Materials provided

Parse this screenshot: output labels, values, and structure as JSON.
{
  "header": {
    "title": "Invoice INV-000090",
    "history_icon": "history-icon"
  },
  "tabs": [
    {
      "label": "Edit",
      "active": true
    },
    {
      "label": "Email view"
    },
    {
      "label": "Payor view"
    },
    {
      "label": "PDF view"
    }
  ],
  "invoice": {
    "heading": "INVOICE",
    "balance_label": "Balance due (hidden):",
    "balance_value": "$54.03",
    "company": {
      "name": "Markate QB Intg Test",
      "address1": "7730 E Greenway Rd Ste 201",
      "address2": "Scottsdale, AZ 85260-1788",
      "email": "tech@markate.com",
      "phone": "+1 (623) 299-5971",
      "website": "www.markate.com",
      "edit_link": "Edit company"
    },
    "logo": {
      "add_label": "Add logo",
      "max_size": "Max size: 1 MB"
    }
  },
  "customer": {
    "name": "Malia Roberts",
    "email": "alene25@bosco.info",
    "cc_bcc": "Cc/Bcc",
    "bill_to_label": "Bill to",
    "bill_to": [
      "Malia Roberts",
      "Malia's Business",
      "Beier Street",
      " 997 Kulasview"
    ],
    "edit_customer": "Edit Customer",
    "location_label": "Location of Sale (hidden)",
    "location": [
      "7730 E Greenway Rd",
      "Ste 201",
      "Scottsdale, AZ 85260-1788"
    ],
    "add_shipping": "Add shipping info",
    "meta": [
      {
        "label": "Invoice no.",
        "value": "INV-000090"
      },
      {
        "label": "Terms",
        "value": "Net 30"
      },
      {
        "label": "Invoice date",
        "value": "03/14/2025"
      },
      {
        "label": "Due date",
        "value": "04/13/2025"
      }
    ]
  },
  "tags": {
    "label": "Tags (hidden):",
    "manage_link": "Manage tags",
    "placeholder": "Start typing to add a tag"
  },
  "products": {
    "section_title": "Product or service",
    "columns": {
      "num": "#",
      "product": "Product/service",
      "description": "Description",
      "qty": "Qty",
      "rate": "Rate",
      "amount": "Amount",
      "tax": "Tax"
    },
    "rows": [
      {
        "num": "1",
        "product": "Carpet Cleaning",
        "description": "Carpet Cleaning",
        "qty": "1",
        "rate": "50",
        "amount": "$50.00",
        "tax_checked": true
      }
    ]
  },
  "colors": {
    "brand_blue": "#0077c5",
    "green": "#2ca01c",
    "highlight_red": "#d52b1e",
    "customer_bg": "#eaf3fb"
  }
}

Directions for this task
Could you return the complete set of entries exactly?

Answer to this task
Parse this screenshot: output labels, values, and structure as JSON.
{
  "header": {
    "title": "Invoice INV-000090",
    "history_icon": "history-icon"
  },
  "tabs": [
    {
      "label": "Edit",
      "active": true
    },
    {
      "label": "Email view"
    },
    {
      "label": "Payor view"
    },
    {
      "label": "PDF view"
    }
  ],
  "invoice": {
    "heading": "INVOICE",
    "balance_label": "Balance due (hidden):",
    "balance_value": "$54.03",
    "company": {
      "name": "Markate QB Intg Test",
      "address1": "7730 E Greenway Rd Ste 201",
      "address2": "Scottsdale, AZ 85260-1788",
      "email": "tech@markate.com",
      "phone": "+1 (623) 299-5971",
      "website": "www.markate.com",
      "edit_link": "Edit company"
    },
    "logo": {
      "add_label": "Add logo",
      "max_size": "Max size: 1 MB"
    }
  },
  "customer": {
    "name": "Malia Roberts",
    "email": "alene25@bosco.info",
    "cc_bcc": "Cc/Bcc",
    "bill_to_label": "Bill to",
    "bill_to": [
      "Malia Roberts",
      "Malia's Business",
      "Beier Street",
      " 997 Kulasview"
    ],
    "edit_customer": "Edit Customer",
    "location_label": "Location of Sale (hidden)",
    "location": [
      "7730 E Greenway Rd",
      "Ste 201",
      "Scottsdale, AZ 85260-1788"
    ],
    "add_shipping": "Add shipping info",
    "meta": [
      {
        "label": "Invoice no.",
        "value": "INV-000090"
      },
      {
        "label": "Terms",
        "value": "Net 30"
      },
      {
        "label": "Invoice date",
        "value": "03/14/2025"
      },
      {
        "label": "Due date",
        "value": "04/13/2025"
      }
    ]
  },
  "tags": {
    "label": "Tags (hidden):",
    "manage_link": "Manage tags",
    "placeholder": "Start typing to add a tag"
  },
  "products": {
    "section_title": "Product or service",
    "columns": {
      "num": "#",
      "product": "Product/service",
      "description": "Description",
      "qty": "Qty",
      "rate": "Rate",
      "amount": "Amount",
      "tax": "Tax"
    },
    "rows": [
      {
        "num": "1",
        "product": "Carpet Cleaning",
        "description": "Carpet Cleaning",
        "qty": "1",
        "rate": "50",
        "amount": "$50.00",
        "tax_checked": true
      }
    ]
  },
  "colors": {
    "brand_blue": "#0077c5",
    "green": "#2ca01c",
    "highlight_red": "#d52b1e",
    "customer_bg": "#eaf3fb"
  }
}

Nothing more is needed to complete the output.